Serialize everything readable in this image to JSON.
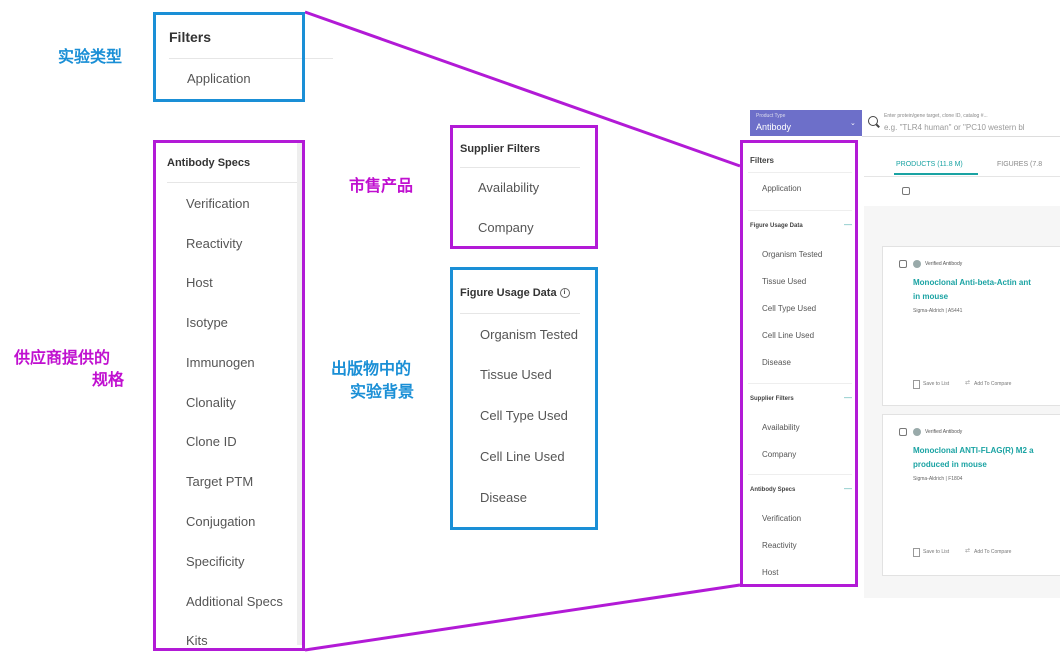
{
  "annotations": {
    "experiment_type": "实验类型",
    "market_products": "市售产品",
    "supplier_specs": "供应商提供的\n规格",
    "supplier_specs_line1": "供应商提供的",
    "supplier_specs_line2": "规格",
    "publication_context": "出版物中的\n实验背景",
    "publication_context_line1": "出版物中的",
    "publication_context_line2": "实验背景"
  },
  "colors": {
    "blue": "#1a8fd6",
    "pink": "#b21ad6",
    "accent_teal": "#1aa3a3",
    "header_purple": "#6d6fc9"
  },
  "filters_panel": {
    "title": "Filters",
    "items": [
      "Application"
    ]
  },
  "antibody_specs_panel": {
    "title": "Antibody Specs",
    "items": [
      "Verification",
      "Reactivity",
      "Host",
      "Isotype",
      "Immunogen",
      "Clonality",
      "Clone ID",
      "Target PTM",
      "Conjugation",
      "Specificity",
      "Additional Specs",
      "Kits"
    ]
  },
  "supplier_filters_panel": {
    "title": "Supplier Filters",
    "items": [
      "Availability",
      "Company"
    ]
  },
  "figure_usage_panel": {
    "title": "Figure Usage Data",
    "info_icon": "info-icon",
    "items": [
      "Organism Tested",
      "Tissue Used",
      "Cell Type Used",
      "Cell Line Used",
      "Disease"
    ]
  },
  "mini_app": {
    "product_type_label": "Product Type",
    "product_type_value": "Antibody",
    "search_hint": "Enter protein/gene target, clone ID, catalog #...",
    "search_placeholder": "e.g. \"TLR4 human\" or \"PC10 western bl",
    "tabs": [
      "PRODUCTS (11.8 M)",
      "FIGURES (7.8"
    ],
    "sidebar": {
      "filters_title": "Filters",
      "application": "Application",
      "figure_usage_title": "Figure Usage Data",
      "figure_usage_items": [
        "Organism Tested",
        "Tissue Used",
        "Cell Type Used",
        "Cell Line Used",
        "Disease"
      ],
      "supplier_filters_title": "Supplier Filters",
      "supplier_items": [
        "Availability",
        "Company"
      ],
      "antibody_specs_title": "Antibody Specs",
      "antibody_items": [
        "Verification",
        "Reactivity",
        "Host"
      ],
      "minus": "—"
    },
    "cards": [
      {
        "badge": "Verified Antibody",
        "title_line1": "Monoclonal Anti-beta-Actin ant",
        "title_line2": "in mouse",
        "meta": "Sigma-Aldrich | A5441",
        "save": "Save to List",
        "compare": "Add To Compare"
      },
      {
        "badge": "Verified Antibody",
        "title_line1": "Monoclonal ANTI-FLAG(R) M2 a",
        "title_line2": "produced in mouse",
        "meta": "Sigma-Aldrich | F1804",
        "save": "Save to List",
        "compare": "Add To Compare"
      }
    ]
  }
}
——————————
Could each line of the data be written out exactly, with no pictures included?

Serialize everything readable in this image to JSON.
{
  "annotations": {
    "experiment_type": "实验类型",
    "market_products": "市售产品",
    "supplier_specs": "供应商提供的\n规格",
    "supplier_specs_line1": "供应商提供的",
    "supplier_specs_line2": "规格",
    "publication_context": "出版物中的\n实验背景",
    "publication_context_line1": "出版物中的",
    "publication_context_line2": "实验背景"
  },
  "colors": {
    "blue": "#1a8fd6",
    "pink": "#b21ad6",
    "accent_teal": "#1aa3a3",
    "header_purple": "#6d6fc9"
  },
  "filters_panel": {
    "title": "Filters",
    "items": [
      "Application"
    ]
  },
  "antibody_specs_panel": {
    "title": "Antibody Specs",
    "items": [
      "Verification",
      "Reactivity",
      "Host",
      "Isotype",
      "Immunogen",
      "Clonality",
      "Clone ID",
      "Target PTM",
      "Conjugation",
      "Specificity",
      "Additional Specs",
      "Kits"
    ]
  },
  "supplier_filters_panel": {
    "title": "Supplier Filters",
    "items": [
      "Availability",
      "Company"
    ]
  },
  "figure_usage_panel": {
    "title": "Figure Usage Data",
    "info_icon": "info-icon",
    "items": [
      "Organism Tested",
      "Tissue Used",
      "Cell Type Used",
      "Cell Line Used",
      "Disease"
    ]
  },
  "mini_app": {
    "product_type_label": "Product Type",
    "product_type_value": "Antibody",
    "search_hint": "Enter protein/gene target, clone ID, catalog #...",
    "search_placeholder": "e.g. \"TLR4 human\" or \"PC10 western bl",
    "tabs": [
      "PRODUCTS (11.8 M)",
      "FIGURES (7.8"
    ],
    "sidebar": {
      "filters_title": "Filters",
      "application": "Application",
      "figure_usage_title": "Figure Usage Data",
      "figure_usage_items": [
        "Organism Tested",
        "Tissue Used",
        "Cell Type Used",
        "Cell Line Used",
        "Disease"
      ],
      "supplier_filters_title": "Supplier Filters",
      "supplier_items": [
        "Availability",
        "Company"
      ],
      "antibody_specs_title": "Antibody Specs",
      "antibody_items": [
        "Verification",
        "Reactivity",
        "Host"
      ],
      "minus": "—"
    },
    "cards": [
      {
        "badge": "Verified Antibody",
        "title_line1": "Monoclonal Anti-beta-Actin ant",
        "title_line2": "in mouse",
        "meta": "Sigma-Aldrich | A5441",
        "save": "Save to List",
        "compare": "Add To Compare"
      },
      {
        "badge": "Verified Antibody",
        "title_line1": "Monoclonal ANTI-FLAG(R) M2 a",
        "title_line2": "produced in mouse",
        "meta": "Sigma-Aldrich | F1804",
        "save": "Save to List",
        "compare": "Add To Compare"
      }
    ]
  }
}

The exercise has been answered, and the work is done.